BRIEF: Gather every line of the entries that includes the word "factor".

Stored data

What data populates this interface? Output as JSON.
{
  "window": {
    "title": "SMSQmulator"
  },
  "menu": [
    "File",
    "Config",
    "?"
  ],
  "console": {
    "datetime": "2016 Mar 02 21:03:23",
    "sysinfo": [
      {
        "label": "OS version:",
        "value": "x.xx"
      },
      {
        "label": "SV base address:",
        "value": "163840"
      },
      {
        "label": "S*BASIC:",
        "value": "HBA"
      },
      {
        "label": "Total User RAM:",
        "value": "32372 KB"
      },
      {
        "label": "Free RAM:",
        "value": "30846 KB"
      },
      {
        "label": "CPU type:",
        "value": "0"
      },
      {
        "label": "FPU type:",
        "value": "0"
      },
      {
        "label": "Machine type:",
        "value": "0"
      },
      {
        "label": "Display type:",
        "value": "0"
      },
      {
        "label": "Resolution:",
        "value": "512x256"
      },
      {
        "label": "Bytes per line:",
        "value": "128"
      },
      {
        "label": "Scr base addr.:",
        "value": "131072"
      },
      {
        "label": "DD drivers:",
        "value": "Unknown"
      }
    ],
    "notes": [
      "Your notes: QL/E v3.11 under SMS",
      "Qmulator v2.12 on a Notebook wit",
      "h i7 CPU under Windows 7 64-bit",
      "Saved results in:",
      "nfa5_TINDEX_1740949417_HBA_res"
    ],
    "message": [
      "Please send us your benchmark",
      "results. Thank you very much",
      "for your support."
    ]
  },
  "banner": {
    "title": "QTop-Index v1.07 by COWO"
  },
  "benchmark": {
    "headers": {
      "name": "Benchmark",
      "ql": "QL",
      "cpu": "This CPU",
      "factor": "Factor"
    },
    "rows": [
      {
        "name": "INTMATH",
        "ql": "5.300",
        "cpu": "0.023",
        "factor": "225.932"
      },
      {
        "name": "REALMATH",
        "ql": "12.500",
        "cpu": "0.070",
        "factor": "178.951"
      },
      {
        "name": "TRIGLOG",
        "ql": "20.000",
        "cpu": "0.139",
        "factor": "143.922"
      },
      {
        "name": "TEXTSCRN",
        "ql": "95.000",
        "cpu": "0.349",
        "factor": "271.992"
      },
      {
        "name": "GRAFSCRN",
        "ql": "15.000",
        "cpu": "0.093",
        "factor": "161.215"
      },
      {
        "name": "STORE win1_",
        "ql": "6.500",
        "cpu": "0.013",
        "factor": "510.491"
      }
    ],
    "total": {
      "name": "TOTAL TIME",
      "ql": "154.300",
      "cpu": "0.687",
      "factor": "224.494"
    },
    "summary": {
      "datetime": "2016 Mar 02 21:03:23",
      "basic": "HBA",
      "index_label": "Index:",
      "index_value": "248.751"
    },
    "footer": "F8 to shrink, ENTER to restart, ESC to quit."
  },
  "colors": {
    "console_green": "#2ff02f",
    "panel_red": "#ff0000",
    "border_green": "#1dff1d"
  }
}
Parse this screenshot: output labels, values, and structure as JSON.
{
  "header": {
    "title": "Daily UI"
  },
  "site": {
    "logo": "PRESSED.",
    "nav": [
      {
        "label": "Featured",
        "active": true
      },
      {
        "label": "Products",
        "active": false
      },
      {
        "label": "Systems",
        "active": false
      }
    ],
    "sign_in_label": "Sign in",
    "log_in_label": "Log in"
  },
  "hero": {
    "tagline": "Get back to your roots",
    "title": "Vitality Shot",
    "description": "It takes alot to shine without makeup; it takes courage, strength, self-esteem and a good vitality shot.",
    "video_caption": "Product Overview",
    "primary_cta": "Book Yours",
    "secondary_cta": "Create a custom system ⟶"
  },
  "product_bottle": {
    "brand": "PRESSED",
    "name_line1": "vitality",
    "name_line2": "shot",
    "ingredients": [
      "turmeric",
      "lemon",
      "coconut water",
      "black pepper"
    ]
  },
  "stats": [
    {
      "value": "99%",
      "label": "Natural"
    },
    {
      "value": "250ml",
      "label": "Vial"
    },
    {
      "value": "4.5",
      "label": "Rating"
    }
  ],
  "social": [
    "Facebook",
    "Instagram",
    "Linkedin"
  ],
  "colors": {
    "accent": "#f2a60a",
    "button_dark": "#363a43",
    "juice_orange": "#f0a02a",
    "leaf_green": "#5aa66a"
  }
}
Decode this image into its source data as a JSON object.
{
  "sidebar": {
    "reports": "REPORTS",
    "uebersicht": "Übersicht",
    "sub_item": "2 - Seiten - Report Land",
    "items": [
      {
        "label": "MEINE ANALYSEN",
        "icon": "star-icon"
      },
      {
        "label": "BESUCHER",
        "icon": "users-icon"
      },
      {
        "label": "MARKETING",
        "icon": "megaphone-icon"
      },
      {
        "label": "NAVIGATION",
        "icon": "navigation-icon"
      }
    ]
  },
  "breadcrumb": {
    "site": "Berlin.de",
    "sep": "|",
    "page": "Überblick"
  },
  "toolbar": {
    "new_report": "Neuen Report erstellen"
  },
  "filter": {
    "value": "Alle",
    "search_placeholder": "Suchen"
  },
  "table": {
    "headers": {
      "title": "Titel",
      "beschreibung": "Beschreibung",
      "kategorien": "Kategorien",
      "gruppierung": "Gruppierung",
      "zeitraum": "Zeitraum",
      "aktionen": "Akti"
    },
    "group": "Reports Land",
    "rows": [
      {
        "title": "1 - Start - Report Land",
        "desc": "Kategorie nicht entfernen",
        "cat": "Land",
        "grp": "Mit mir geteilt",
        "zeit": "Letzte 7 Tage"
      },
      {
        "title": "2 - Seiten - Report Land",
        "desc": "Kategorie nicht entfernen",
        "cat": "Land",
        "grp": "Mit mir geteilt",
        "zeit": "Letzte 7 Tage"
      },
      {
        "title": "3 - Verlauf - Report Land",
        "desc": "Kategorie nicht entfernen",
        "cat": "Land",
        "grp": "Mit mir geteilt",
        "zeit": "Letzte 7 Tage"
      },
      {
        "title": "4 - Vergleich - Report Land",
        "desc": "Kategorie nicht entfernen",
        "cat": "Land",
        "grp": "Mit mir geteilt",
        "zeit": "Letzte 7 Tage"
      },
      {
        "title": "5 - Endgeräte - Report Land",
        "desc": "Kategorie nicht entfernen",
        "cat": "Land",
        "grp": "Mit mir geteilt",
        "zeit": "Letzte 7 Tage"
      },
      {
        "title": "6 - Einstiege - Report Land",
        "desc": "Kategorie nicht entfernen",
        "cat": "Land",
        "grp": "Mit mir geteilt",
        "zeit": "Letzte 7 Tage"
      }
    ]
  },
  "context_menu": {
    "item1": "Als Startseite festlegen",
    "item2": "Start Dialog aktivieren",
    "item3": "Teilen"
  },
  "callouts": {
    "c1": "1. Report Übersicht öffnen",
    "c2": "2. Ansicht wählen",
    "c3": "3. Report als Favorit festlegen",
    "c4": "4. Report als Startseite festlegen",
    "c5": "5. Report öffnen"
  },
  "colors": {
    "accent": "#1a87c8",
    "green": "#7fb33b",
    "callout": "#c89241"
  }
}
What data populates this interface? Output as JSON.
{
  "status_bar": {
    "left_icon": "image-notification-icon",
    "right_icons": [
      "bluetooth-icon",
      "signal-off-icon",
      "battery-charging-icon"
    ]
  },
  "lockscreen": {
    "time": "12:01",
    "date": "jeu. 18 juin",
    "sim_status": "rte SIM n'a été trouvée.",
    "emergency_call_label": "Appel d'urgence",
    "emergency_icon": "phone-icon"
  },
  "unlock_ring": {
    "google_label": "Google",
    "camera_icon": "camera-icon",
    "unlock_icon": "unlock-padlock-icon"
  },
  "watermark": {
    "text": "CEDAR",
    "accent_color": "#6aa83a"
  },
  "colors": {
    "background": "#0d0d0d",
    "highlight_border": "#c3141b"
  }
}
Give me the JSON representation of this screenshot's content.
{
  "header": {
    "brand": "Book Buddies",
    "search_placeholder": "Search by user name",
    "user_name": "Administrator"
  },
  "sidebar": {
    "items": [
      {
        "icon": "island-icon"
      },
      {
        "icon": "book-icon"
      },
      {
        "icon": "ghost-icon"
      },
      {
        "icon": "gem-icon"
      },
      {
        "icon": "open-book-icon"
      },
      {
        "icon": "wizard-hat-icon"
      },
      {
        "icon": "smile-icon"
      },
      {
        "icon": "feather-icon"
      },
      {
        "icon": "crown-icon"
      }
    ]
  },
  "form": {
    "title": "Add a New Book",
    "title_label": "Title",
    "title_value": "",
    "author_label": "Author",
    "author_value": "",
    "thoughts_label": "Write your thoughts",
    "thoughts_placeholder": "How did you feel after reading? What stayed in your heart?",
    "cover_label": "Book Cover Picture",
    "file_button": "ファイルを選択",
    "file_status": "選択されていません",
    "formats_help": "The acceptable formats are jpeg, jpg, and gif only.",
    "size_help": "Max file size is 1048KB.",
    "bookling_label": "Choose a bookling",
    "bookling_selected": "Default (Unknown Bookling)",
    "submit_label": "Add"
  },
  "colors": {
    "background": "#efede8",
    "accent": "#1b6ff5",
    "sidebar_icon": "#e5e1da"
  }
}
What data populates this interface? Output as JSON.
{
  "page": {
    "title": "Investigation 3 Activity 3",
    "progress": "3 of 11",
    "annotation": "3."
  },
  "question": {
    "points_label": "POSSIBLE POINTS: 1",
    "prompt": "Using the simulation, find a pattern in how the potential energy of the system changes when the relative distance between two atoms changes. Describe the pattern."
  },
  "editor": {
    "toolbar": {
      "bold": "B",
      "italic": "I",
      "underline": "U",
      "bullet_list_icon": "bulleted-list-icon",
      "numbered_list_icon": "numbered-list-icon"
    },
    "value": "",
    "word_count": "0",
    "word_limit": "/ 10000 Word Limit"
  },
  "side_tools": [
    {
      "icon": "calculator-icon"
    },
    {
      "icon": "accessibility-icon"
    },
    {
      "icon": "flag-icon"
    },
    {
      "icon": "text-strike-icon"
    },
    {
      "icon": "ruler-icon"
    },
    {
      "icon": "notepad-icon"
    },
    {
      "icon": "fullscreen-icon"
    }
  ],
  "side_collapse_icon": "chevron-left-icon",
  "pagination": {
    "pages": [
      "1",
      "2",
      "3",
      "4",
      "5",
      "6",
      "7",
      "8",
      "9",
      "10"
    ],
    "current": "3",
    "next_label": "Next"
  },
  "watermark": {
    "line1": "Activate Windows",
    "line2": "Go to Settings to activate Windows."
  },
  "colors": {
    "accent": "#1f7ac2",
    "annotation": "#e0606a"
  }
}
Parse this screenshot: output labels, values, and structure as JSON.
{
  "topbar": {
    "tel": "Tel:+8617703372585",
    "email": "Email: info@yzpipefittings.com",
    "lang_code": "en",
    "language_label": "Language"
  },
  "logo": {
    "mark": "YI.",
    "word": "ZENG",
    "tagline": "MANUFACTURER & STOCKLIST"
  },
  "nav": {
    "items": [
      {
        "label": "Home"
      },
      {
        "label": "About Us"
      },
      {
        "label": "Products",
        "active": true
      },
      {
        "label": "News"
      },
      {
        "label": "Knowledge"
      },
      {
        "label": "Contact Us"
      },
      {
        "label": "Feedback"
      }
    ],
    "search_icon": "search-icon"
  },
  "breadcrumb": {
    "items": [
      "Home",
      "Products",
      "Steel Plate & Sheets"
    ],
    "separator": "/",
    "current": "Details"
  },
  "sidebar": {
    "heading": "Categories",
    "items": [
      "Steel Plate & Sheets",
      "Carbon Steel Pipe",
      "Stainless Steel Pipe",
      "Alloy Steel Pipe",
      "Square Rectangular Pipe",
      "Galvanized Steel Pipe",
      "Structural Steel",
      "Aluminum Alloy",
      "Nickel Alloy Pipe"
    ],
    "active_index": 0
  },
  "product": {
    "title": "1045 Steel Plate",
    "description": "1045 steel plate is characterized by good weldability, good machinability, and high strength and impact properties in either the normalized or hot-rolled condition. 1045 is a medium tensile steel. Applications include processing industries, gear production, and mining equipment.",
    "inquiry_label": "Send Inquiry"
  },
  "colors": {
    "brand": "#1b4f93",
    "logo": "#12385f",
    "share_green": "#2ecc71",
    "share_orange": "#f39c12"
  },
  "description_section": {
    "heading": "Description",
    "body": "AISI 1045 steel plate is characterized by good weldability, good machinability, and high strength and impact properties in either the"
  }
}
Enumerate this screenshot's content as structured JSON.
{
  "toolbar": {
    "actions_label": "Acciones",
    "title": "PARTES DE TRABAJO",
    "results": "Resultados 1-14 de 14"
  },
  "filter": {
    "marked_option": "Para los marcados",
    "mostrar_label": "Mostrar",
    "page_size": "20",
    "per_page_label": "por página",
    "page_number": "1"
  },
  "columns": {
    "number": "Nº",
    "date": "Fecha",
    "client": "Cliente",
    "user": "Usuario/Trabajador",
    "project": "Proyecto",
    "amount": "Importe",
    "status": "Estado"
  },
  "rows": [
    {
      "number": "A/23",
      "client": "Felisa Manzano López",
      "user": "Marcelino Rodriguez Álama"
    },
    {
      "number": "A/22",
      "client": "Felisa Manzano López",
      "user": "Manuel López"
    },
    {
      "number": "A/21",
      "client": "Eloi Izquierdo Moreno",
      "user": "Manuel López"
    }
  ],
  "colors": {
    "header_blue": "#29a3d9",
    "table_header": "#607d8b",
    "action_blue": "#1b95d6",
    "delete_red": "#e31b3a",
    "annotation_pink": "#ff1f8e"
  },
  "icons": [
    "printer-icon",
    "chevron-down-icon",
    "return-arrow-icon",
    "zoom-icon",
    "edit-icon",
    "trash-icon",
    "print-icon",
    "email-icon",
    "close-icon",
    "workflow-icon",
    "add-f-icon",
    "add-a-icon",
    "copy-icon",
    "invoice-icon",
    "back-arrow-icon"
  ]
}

ANSWER BOX:
      "factor": "Factor"
        "factor": "225.932"
        "factor": "178.951"
        "factor": "143.922"
        "factor": "271.992"
        "factor": "161.215"
        "factor": "510.491"
      "factor": "224.494"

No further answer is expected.